Mick Waters eloquently summed up each’s contribution in Thinking Allowed On Schooling. None have gained more affection than Estelle Morris. She still gamely supports the evidence-based movement, giving time, contacts and inspiration.
Some have money to invest whilst others have cuts to make. They want to listen, they try to listen but time is not on their side. The last two tried to do what they thought was the right thing only to find themselves with blood running down their backs.
If they listen to the department they hear one thing, they listen to the head teachers another, system leaders different again and unions another message. The Universities tell them to make teacher training longer. IT companies that they can solve all their problems digitally. And the accountants that we are spending more money on education than ever before.

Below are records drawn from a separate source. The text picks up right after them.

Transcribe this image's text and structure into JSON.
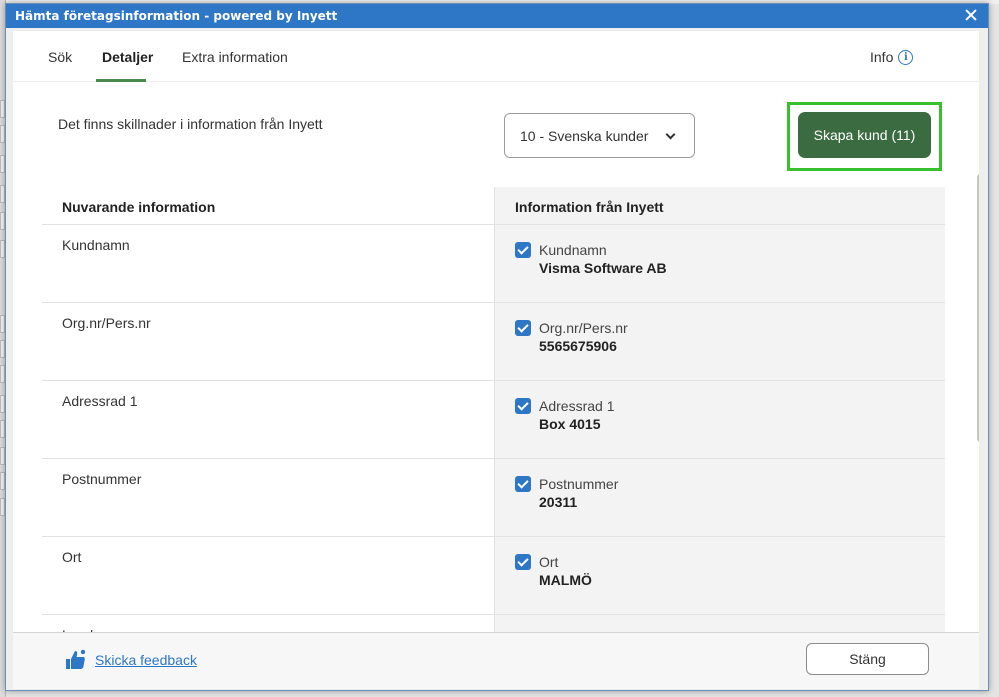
{
  "dialog": {
    "title": "Hämta företagsinformation - powered by Inyett"
  },
  "tabs": [
    {
      "label": "Sök"
    },
    {
      "label": "Detaljer"
    },
    {
      "label": "Extra information"
    }
  ],
  "info_label": "Info",
  "header": {
    "diff_text": "Det finns skillnader i information från Inyett",
    "customer_group": "10 - Svenska kunder",
    "create_label": "Skapa kund (11)"
  },
  "table": {
    "col_current": "Nuvarande information",
    "col_inyett": "Information från Inyett",
    "rows": [
      {
        "current": "Kundnamn",
        "label": "Kundnamn",
        "value": "Visma Software AB"
      },
      {
        "current": "Org.nr/Pers.nr",
        "label": "Org.nr/Pers.nr",
        "value": "5565675906"
      },
      {
        "current": "Adressrad 1",
        "label": "Adressrad 1",
        "value": "Box 4015"
      },
      {
        "current": "Postnummer",
        "label": "Postnummer",
        "value": "20311"
      },
      {
        "current": "Ort",
        "label": "Ort",
        "value": "MALMÖ"
      },
      {
        "current": "Land",
        "label": "",
        "value": ""
      }
    ]
  },
  "footer": {
    "feedback_label": "Skicka feedback",
    "close_label": "Stäng"
  },
  "colors": {
    "title_bar": "#2e76c6",
    "primary_button": "#3b6b40",
    "highlight": "#36c12c",
    "checkbox": "#2e76c6"
  }
}
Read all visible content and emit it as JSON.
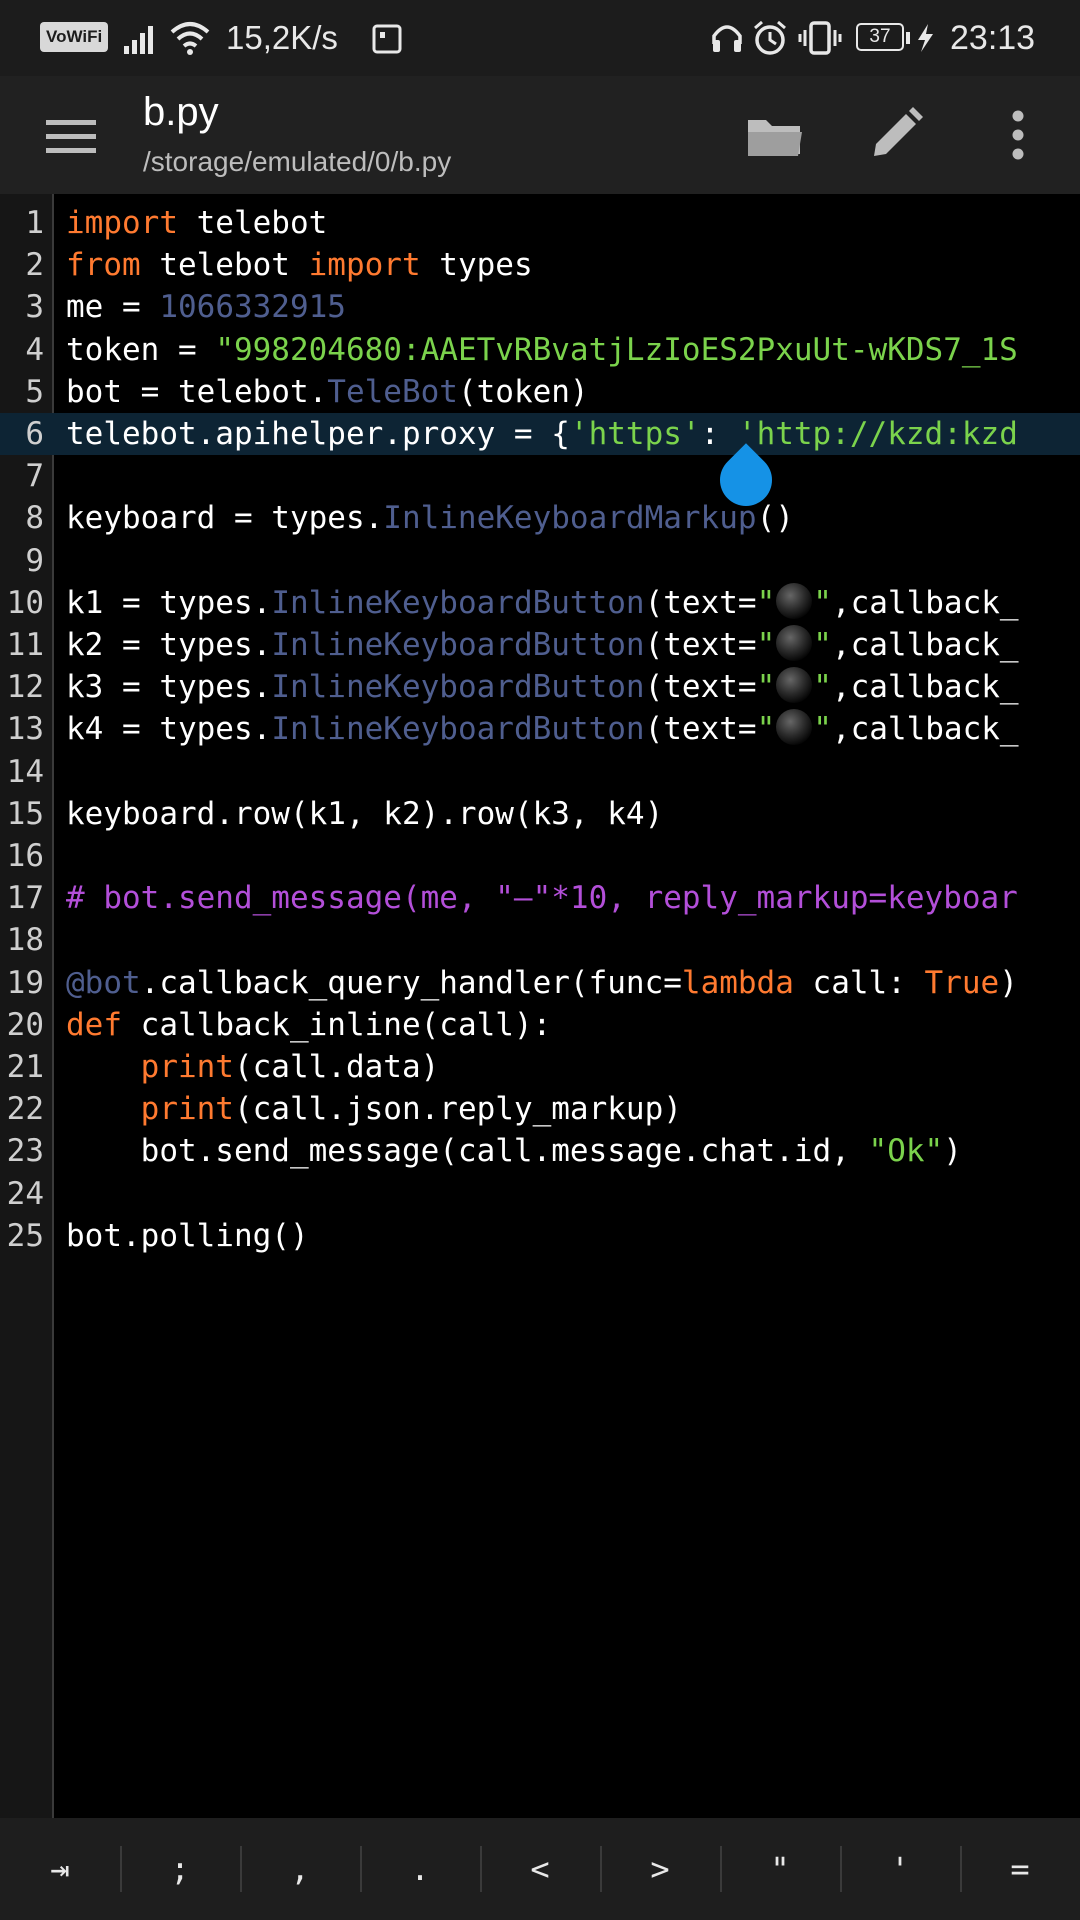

Everyone wants more money for this that and the other. No one is concise.
Social deprivation grabs headlines, a stabbing leads for calls for tighter security. Data on cameras suggests they should be installed in every corridor and classroom. Everyone wants more money for this that and the other. No one is concise.
Then someone pipes up and says pedagogy.
So they visit schools, prioritise an initiative, several if they are more ambitious, and the great wheels turn slowly. Nothing really changes much in the actual classroom. Some ministers praise the teachers, some praise the leaders, some criticise everyone but not for long.
Education is a vast oil tanker covering everything from traditional standards to liberal fancies. When more money is pumped in it becomes an irregular feeding frenzy. When the screws are tightened a diminished calling.
And on these waves the education minister, aside from the odd outspoken OfSTED chief inspector, is the don. Blame passes upwards, honours and the queens head downwards.
Mick Waters once said that back in the 70s they had ministries for everything, coal, iron, cars….
Maybe it’s not all it’s cracked up to be. The wise Mick Waters once said that back in the 70s they had ministries for everything, coal, iron, cars…. Today there is only the big four of health, defence, social and education.
Most of what they spend is on salaries, buildings and pensions. A wag had once told him that maybe if there was a Ministry of Sandwiches they may be more able to cope with the complexities.
So each time they offer more money let’s be thankful. Each time they visit be grateful. And each time they try to re-organise tell them that one day there will be a ministry of sandwich making and if they could prove their worth there….. they may not be just another distraction.
But if, and only if they can talk pedagogy, let’s vote for them.